Work instruction — All lines in the listing below that hold the string "your" are to be tallied, with only the total reported.
○ ○ ○ ○
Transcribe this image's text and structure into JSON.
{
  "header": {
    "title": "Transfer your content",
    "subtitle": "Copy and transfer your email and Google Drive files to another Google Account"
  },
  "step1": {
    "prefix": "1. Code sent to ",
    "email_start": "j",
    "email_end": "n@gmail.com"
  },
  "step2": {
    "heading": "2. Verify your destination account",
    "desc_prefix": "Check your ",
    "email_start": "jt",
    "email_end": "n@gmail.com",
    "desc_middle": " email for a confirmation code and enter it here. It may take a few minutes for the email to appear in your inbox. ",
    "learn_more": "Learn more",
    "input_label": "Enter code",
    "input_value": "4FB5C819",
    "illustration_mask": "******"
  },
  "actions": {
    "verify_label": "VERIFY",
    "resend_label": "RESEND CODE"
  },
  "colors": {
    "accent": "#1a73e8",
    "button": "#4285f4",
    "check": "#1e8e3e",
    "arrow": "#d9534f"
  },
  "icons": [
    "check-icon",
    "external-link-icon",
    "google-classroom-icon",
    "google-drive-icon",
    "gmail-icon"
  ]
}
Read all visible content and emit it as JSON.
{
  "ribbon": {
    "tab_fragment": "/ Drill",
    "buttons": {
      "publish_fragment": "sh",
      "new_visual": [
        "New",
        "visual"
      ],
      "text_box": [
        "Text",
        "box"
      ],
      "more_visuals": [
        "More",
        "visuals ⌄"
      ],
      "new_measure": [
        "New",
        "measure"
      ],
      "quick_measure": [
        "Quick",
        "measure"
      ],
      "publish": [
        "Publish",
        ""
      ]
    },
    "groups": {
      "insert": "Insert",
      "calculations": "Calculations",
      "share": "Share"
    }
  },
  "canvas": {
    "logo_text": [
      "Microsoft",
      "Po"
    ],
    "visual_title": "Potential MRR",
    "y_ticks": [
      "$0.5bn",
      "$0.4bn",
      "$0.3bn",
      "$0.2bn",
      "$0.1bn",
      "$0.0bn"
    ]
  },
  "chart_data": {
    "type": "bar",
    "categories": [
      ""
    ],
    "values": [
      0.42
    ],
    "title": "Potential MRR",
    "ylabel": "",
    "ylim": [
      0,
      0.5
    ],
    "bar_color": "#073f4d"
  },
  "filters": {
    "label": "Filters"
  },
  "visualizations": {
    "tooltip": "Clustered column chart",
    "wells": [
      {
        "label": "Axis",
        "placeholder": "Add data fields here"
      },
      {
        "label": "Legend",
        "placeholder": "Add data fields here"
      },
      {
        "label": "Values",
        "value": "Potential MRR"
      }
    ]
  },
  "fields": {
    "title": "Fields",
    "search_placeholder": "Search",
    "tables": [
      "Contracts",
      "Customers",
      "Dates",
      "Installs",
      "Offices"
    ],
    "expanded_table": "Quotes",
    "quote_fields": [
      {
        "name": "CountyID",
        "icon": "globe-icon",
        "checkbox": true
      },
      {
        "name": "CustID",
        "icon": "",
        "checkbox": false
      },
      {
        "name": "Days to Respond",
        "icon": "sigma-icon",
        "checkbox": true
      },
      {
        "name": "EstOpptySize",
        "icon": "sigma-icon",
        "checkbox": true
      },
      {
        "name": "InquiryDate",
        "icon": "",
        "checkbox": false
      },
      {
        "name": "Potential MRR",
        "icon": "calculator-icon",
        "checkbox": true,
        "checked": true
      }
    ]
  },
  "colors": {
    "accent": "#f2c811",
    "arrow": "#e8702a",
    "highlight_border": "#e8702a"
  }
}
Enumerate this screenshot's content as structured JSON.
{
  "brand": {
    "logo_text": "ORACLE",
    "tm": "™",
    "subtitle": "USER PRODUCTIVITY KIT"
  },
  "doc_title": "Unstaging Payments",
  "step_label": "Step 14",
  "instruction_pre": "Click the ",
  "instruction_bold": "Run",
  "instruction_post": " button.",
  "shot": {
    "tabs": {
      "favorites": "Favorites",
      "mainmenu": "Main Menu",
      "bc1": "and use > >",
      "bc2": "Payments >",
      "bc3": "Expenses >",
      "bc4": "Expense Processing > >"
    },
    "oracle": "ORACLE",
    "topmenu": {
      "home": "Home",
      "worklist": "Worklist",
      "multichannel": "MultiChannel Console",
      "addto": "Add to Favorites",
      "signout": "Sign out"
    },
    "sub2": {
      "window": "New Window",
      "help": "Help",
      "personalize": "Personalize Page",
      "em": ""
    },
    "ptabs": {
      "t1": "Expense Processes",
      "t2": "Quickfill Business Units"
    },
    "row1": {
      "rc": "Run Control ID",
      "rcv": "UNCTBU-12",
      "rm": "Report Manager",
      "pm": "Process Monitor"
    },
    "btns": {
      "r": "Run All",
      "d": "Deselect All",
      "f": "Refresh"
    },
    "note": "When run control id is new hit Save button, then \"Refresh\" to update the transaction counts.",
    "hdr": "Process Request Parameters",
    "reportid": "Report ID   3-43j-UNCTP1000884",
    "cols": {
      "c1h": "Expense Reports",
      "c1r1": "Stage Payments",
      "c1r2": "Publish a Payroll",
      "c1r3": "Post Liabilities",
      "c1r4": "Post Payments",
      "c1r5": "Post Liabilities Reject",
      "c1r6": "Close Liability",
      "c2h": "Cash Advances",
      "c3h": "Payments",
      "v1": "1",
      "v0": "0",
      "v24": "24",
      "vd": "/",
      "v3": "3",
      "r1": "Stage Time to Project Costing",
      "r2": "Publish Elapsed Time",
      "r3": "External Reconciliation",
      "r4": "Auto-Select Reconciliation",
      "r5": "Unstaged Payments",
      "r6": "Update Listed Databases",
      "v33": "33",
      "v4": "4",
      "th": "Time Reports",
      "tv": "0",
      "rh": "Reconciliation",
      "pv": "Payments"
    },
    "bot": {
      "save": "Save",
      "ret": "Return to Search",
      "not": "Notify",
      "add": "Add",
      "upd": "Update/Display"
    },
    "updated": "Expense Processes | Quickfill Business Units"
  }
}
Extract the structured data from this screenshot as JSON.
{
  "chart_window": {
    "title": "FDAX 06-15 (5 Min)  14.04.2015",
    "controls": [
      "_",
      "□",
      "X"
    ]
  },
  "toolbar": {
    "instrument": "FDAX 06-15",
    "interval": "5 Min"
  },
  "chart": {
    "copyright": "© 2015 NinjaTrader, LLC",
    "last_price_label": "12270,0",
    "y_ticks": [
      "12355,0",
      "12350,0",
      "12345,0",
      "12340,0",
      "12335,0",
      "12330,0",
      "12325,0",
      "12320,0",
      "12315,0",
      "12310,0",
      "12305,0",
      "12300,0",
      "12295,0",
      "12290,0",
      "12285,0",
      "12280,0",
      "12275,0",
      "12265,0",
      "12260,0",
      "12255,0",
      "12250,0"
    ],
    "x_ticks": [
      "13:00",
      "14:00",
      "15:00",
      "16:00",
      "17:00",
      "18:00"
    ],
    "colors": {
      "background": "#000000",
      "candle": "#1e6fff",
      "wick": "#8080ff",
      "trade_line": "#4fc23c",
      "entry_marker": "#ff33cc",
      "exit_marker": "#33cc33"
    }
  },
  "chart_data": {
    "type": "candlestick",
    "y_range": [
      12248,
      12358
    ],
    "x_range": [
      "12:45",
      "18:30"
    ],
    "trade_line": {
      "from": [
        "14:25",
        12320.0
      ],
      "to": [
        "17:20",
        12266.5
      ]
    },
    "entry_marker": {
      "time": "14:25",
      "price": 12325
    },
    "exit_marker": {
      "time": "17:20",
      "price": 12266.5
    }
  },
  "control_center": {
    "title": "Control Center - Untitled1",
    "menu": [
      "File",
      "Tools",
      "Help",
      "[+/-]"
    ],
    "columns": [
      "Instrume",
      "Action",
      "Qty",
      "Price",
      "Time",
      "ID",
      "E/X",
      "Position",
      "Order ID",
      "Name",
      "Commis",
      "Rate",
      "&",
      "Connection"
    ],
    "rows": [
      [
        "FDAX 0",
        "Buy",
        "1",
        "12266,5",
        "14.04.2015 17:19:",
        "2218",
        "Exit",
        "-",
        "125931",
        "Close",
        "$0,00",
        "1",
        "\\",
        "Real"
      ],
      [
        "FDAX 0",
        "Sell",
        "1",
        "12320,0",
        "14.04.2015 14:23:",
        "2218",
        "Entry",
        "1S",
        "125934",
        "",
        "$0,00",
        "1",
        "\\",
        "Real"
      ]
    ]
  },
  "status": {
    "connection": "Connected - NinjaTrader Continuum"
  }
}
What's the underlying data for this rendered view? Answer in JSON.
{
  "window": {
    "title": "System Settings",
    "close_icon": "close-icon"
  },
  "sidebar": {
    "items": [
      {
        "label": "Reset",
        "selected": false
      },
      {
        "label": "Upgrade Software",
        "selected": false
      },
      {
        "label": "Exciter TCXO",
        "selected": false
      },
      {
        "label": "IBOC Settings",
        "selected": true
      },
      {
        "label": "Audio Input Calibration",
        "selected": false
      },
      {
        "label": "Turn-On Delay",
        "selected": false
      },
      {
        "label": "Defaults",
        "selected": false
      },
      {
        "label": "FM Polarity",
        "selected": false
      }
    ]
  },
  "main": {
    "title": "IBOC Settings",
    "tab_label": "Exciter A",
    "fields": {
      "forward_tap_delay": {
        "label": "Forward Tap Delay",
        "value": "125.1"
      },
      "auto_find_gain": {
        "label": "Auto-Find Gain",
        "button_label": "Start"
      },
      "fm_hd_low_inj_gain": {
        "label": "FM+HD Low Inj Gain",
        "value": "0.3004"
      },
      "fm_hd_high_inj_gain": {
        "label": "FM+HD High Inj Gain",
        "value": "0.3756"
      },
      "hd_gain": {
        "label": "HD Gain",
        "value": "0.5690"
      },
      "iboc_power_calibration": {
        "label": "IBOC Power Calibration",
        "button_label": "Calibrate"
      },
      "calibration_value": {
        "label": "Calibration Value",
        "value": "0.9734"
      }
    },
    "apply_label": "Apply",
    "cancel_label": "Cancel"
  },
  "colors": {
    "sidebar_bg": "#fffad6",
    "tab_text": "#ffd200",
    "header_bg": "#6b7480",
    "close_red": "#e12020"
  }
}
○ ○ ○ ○
Answer for this exercise — 5